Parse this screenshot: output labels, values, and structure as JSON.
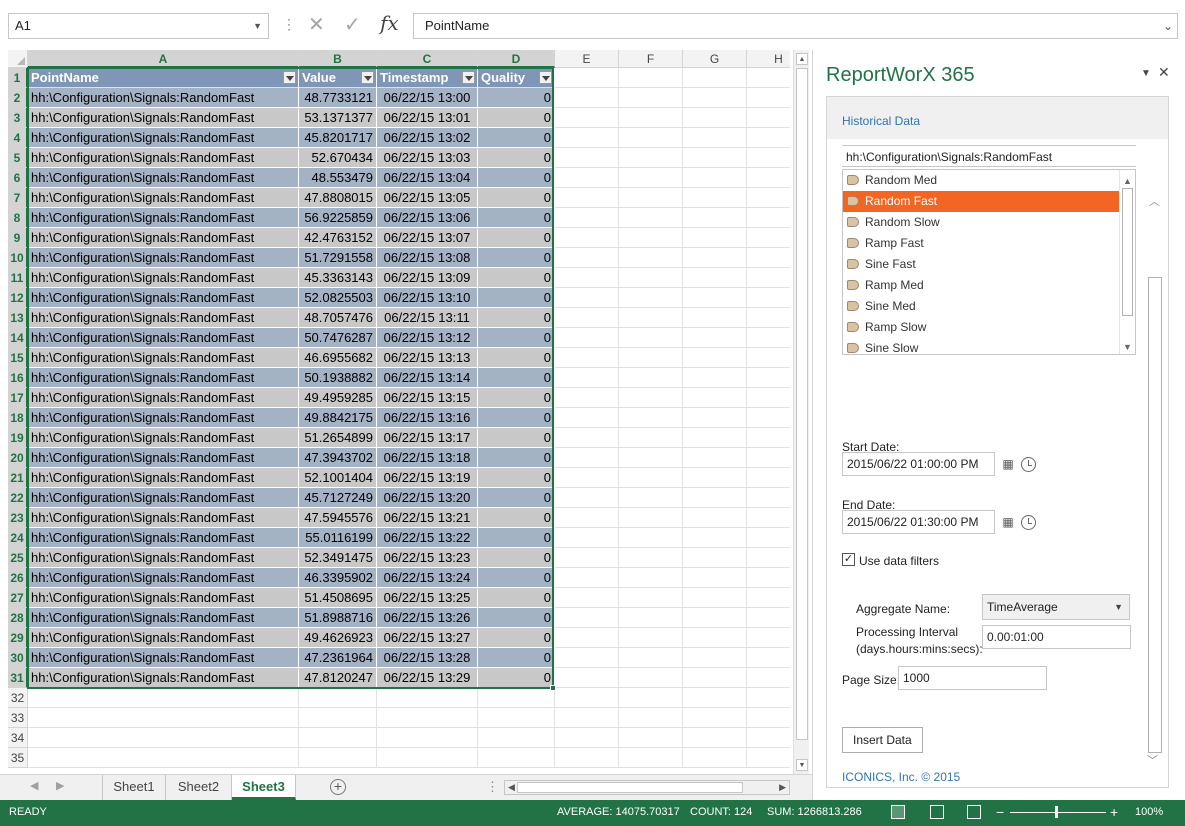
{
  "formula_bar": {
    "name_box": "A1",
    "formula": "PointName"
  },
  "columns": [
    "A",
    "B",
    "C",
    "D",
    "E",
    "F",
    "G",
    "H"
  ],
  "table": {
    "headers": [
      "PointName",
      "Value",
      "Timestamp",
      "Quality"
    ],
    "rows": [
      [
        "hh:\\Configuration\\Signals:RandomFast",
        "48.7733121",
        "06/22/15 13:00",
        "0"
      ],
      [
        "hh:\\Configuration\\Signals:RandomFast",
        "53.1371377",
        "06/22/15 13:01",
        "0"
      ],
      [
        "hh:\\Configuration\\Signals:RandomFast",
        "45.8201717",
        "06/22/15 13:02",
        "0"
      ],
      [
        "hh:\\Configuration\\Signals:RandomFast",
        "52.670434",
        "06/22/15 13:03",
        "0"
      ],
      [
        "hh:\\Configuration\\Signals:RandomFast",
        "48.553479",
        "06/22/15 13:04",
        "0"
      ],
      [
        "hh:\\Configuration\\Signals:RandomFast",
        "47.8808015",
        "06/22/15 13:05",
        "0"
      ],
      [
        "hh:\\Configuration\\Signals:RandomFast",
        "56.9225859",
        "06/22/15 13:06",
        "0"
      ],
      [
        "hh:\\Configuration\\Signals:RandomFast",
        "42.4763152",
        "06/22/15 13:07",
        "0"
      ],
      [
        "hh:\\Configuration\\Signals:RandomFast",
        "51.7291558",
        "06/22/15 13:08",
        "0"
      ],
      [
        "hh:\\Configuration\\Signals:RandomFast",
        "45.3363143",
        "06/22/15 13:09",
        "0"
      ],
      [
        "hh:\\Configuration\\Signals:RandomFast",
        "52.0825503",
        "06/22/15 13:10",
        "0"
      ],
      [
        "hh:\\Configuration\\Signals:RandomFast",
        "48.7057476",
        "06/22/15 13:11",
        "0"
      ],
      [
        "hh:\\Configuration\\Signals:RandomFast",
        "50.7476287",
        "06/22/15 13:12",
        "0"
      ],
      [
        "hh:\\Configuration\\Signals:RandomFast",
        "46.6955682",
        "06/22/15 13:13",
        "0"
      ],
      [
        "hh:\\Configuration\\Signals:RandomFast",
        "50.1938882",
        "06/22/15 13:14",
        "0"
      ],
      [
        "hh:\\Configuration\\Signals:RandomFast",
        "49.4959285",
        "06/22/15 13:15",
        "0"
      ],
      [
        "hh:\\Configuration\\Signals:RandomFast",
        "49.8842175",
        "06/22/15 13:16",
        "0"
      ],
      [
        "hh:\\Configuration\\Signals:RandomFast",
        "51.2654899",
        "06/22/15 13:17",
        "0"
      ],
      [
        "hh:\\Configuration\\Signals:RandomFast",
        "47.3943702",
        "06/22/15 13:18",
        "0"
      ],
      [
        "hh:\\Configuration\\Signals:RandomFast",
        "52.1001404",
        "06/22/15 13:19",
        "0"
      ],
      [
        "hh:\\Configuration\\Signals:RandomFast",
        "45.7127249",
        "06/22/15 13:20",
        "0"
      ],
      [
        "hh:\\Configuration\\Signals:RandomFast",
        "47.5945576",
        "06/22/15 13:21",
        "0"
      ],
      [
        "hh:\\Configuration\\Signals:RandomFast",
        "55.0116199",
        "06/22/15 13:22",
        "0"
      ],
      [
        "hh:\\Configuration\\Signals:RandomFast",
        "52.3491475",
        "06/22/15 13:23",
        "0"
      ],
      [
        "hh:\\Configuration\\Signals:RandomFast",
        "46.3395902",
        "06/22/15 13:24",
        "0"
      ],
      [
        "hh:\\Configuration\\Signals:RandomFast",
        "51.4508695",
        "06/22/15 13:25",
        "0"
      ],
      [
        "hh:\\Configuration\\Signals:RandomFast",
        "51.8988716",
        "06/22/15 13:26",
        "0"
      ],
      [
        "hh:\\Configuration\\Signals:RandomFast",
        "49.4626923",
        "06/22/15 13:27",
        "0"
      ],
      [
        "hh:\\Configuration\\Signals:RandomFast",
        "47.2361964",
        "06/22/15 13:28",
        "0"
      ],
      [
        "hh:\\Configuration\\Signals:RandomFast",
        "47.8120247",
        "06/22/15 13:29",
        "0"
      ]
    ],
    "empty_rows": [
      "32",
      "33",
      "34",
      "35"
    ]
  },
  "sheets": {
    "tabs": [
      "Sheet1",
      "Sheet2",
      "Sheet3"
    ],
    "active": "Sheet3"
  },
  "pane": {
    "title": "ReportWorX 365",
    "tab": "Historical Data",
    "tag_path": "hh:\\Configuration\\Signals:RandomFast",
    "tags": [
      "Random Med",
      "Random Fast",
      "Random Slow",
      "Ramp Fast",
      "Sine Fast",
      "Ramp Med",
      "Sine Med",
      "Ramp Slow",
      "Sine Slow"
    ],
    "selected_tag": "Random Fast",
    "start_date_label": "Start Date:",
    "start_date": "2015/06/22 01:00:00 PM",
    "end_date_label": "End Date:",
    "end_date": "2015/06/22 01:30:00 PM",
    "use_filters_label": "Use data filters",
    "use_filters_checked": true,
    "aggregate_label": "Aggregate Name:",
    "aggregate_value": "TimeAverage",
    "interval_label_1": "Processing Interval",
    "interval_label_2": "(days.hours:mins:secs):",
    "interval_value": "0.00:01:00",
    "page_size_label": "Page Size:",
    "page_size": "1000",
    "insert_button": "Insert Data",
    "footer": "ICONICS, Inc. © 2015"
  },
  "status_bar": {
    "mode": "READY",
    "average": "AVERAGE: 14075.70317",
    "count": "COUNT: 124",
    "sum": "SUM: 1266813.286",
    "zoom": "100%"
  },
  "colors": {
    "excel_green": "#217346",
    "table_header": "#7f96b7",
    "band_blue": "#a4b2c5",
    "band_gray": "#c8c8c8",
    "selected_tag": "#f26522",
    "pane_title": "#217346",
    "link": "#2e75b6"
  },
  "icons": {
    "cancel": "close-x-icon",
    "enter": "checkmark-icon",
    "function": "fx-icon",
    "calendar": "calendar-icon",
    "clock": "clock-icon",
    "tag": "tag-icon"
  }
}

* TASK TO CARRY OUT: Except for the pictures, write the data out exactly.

* RESULT:
Parse this screenshot: output labels, values, and structure as JSON.
{
  "formula_bar": {
    "name_box": "A1",
    "formula": "PointName"
  },
  "columns": [
    "A",
    "B",
    "C",
    "D",
    "E",
    "F",
    "G",
    "H"
  ],
  "table": {
    "headers": [
      "PointName",
      "Value",
      "Timestamp",
      "Quality"
    ],
    "rows": [
      [
        "hh:\\Configuration\\Signals:RandomFast",
        "48.7733121",
        "06/22/15 13:00",
        "0"
      ],
      [
        "hh:\\Configuration\\Signals:RandomFast",
        "53.1371377",
        "06/22/15 13:01",
        "0"
      ],
      [
        "hh:\\Configuration\\Signals:RandomFast",
        "45.8201717",
        "06/22/15 13:02",
        "0"
      ],
      [
        "hh:\\Configuration\\Signals:RandomFast",
        "52.670434",
        "06/22/15 13:03",
        "0"
      ],
      [
        "hh:\\Configuration\\Signals:RandomFast",
        "48.553479",
        "06/22/15 13:04",
        "0"
      ],
      [
        "hh:\\Configuration\\Signals:RandomFast",
        "47.8808015",
        "06/22/15 13:05",
        "0"
      ],
      [
        "hh:\\Configuration\\Signals:RandomFast",
        "56.9225859",
        "06/22/15 13:06",
        "0"
      ],
      [
        "hh:\\Configuration\\Signals:RandomFast",
        "42.4763152",
        "06/22/15 13:07",
        "0"
      ],
      [
        "hh:\\Configuration\\Signals:RandomFast",
        "51.7291558",
        "06/22/15 13:08",
        "0"
      ],
      [
        "hh:\\Configuration\\Signals:RandomFast",
        "45.3363143",
        "06/22/15 13:09",
        "0"
      ],
      [
        "hh:\\Configuration\\Signals:RandomFast",
        "52.0825503",
        "06/22/15 13:10",
        "0"
      ],
      [
        "hh:\\Configuration\\Signals:RandomFast",
        "48.7057476",
        "06/22/15 13:11",
        "0"
      ],
      [
        "hh:\\Configuration\\Signals:RandomFast",
        "50.7476287",
        "06/22/15 13:12",
        "0"
      ],
      [
        "hh:\\Configuration\\Signals:RandomFast",
        "46.6955682",
        "06/22/15 13:13",
        "0"
      ],
      [
        "hh:\\Configuration\\Signals:RandomFast",
        "50.1938882",
        "06/22/15 13:14",
        "0"
      ],
      [
        "hh:\\Configuration\\Signals:RandomFast",
        "49.4959285",
        "06/22/15 13:15",
        "0"
      ],
      [
        "hh:\\Configuration\\Signals:RandomFast",
        "49.8842175",
        "06/22/15 13:16",
        "0"
      ],
      [
        "hh:\\Configuration\\Signals:RandomFast",
        "51.2654899",
        "06/22/15 13:17",
        "0"
      ],
      [
        "hh:\\Configuration\\Signals:RandomFast",
        "47.3943702",
        "06/22/15 13:18",
        "0"
      ],
      [
        "hh:\\Configuration\\Signals:RandomFast",
        "52.1001404",
        "06/22/15 13:19",
        "0"
      ],
      [
        "hh:\\Configuration\\Signals:RandomFast",
        "45.7127249",
        "06/22/15 13:20",
        "0"
      ],
      [
        "hh:\\Configuration\\Signals:RandomFast",
        "47.5945576",
        "06/22/15 13:21",
        "0"
      ],
      [
        "hh:\\Configuration\\Signals:RandomFast",
        "55.0116199",
        "06/22/15 13:22",
        "0"
      ],
      [
        "hh:\\Configuration\\Signals:RandomFast",
        "52.3491475",
        "06/22/15 13:23",
        "0"
      ],
      [
        "hh:\\Configuration\\Signals:RandomFast",
        "46.3395902",
        "06/22/15 13:24",
        "0"
      ],
      [
        "hh:\\Configuration\\Signals:RandomFast",
        "51.4508695",
        "06/22/15 13:25",
        "0"
      ],
      [
        "hh:\\Configuration\\Signals:RandomFast",
        "51.8988716",
        "06/22/15 13:26",
        "0"
      ],
      [
        "hh:\\Configuration\\Signals:RandomFast",
        "49.4626923",
        "06/22/15 13:27",
        "0"
      ],
      [
        "hh:\\Configuration\\Signals:RandomFast",
        "47.2361964",
        "06/22/15 13:28",
        "0"
      ],
      [
        "hh:\\Configuration\\Signals:RandomFast",
        "47.8120247",
        "06/22/15 13:29",
        "0"
      ]
    ],
    "empty_rows": [
      "32",
      "33",
      "34",
      "35"
    ]
  },
  "sheets": {
    "tabs": [
      "Sheet1",
      "Sheet2",
      "Sheet3"
    ],
    "active": "Sheet3"
  },
  "pane": {
    "title": "ReportWorX 365",
    "tab": "Historical Data",
    "tag_path": "hh:\\Configuration\\Signals:RandomFast",
    "tags": [
      "Random Med",
      "Random Fast",
      "Random Slow",
      "Ramp Fast",
      "Sine Fast",
      "Ramp Med",
      "Sine Med",
      "Ramp Slow",
      "Sine Slow"
    ],
    "selected_tag": "Random Fast",
    "start_date_label": "Start Date:",
    "start_date": "2015/06/22 01:00:00 PM",
    "end_date_label": "End Date:",
    "end_date": "2015/06/22 01:30:00 PM",
    "use_filters_label": "Use data filters",
    "use_filters_checked": true,
    "aggregate_label": "Aggregate Name:",
    "aggregate_value": "TimeAverage",
    "interval_label_1": "Processing Interval",
    "interval_label_2": "(days.hours:mins:secs):",
    "interval_value": "0.00:01:00",
    "page_size_label": "Page Size:",
    "page_size": "1000",
    "insert_button": "Insert Data",
    "footer": "ICONICS, Inc. © 2015"
  },
  "status_bar": {
    "mode": "READY",
    "average": "AVERAGE: 14075.70317",
    "count": "COUNT: 124",
    "sum": "SUM: 1266813.286",
    "zoom": "100%"
  },
  "colors": {
    "excel_green": "#217346",
    "table_header": "#7f96b7",
    "band_blue": "#a4b2c5",
    "band_gray": "#c8c8c8",
    "selected_tag": "#f26522",
    "pane_title": "#217346",
    "link": "#2e75b6"
  },
  "icons": {
    "cancel": "close-x-icon",
    "enter": "checkmark-icon",
    "function": "fx-icon",
    "calendar": "calendar-icon",
    "clock": "clock-icon",
    "tag": "tag-icon"
  }
}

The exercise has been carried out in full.